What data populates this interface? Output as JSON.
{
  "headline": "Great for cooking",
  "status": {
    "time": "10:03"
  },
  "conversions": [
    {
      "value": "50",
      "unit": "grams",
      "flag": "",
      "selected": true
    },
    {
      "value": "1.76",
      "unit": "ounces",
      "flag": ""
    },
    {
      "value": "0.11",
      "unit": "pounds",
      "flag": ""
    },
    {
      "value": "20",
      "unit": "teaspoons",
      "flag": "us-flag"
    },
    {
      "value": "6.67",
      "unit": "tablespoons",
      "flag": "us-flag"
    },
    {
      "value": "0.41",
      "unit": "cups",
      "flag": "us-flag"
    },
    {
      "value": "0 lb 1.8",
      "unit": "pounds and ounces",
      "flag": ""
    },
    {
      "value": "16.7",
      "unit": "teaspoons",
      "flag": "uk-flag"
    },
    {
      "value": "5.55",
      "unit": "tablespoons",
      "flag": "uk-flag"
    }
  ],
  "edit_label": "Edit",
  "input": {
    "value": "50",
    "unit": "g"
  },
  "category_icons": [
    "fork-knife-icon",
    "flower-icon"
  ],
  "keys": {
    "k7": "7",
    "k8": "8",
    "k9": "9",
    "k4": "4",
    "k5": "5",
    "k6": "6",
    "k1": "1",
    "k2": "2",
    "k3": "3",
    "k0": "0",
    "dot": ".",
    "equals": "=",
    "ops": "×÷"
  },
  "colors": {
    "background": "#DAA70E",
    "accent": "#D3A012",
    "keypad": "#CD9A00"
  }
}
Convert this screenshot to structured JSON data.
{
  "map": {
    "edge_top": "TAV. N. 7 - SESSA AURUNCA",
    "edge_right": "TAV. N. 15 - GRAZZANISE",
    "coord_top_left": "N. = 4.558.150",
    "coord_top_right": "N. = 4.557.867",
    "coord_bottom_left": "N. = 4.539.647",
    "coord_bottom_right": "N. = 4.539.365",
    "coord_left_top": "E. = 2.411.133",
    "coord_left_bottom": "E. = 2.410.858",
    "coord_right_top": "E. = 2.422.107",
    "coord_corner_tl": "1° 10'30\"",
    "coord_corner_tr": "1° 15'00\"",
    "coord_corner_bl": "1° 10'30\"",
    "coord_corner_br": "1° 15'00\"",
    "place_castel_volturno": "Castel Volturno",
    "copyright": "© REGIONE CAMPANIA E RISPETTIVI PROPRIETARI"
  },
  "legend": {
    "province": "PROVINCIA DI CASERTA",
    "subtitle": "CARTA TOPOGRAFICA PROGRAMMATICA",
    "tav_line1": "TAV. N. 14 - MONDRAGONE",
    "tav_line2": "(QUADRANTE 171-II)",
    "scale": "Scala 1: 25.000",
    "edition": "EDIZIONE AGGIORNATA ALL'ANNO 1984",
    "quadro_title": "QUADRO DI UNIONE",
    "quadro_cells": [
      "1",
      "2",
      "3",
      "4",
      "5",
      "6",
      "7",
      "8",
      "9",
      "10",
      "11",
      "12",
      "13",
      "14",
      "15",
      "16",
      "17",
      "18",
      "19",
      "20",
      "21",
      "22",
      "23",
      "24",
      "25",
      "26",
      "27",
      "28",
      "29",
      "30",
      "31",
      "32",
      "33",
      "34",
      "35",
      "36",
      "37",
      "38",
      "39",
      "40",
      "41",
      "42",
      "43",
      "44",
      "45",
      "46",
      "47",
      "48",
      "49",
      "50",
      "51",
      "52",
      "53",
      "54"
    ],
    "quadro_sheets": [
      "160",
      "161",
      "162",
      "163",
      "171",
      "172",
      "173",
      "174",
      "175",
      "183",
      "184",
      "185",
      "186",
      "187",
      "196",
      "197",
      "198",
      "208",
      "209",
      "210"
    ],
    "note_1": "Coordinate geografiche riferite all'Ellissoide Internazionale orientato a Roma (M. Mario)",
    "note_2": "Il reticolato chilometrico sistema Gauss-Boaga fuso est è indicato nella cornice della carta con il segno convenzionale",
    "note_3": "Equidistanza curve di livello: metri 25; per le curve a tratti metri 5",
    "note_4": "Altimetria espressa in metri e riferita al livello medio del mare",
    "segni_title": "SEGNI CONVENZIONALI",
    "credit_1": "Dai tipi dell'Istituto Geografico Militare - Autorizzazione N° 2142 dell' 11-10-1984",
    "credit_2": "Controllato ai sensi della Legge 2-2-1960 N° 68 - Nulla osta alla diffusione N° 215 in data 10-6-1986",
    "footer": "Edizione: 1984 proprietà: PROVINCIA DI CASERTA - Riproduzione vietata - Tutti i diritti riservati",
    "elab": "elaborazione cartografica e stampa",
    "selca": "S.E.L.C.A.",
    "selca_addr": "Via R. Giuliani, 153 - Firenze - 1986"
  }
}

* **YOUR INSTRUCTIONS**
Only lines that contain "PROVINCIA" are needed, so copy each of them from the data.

* **ANSWER BELOW**
    "province": "PROVINCIA DI CASERTA",
    "footer": "Edizione: 1984 proprietà: PROVINCIA DI CASERTA - Riproduzione vietata - Tutti i diritti riservati",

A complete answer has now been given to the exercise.